Top of SOURCE RECORDS

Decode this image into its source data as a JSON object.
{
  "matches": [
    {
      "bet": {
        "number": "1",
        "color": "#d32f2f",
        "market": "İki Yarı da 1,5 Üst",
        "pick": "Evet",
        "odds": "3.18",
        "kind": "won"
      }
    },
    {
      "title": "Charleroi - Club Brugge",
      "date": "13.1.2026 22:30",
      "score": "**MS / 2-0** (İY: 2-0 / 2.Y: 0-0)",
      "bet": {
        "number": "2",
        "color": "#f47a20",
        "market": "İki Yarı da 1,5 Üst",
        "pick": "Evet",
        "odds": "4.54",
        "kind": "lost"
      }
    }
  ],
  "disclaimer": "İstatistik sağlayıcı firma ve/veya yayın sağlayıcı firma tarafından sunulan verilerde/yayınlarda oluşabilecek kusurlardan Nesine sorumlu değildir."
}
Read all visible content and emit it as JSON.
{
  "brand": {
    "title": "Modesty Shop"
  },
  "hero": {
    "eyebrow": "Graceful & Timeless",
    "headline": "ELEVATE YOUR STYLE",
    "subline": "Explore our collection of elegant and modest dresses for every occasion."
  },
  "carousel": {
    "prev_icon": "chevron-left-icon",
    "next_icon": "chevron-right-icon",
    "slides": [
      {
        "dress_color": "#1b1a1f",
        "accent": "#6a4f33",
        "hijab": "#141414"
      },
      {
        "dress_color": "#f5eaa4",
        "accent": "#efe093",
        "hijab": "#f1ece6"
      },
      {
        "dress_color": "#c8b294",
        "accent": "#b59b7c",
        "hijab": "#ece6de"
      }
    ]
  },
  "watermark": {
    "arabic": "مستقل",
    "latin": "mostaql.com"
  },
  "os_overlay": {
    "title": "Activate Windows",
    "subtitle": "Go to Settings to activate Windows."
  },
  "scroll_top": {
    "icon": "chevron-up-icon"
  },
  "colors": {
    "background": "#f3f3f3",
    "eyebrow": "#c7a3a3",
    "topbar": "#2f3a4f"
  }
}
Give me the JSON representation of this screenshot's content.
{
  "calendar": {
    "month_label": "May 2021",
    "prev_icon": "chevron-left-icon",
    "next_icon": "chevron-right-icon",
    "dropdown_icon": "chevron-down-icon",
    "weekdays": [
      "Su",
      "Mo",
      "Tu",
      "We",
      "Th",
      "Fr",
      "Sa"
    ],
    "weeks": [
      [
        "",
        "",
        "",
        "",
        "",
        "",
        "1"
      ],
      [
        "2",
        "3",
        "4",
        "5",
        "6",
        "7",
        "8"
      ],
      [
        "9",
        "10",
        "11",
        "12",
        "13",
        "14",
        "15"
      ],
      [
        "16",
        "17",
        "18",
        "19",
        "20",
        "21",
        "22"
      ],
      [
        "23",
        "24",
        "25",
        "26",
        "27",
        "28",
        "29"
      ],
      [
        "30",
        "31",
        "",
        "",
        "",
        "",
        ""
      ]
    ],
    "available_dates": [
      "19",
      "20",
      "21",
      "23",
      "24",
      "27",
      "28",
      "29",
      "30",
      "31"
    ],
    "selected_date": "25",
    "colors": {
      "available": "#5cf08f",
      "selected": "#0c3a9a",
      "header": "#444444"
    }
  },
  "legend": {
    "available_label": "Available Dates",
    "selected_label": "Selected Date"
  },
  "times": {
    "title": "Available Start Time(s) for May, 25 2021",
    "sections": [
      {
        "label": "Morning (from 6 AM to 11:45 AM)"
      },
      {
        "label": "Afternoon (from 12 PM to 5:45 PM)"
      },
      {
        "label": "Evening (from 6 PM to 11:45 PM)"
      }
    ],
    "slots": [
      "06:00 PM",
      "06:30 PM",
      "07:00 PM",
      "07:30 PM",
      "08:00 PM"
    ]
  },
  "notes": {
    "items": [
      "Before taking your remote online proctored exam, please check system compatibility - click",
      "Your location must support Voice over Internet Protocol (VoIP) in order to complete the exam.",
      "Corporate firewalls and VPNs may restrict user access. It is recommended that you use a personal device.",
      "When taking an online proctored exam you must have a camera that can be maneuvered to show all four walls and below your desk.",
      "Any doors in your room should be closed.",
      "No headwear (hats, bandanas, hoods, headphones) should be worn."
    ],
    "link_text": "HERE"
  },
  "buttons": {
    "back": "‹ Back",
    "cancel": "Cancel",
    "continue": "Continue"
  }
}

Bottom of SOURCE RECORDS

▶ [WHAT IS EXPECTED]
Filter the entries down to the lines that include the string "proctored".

▶ [ANSWER SECTION]
      "Before taking your remote online proctored exam, please check system compatibility - click",
      "When taking an online proctored exam you must have a camera that can be maneuvered to show all four walls and below your desk.",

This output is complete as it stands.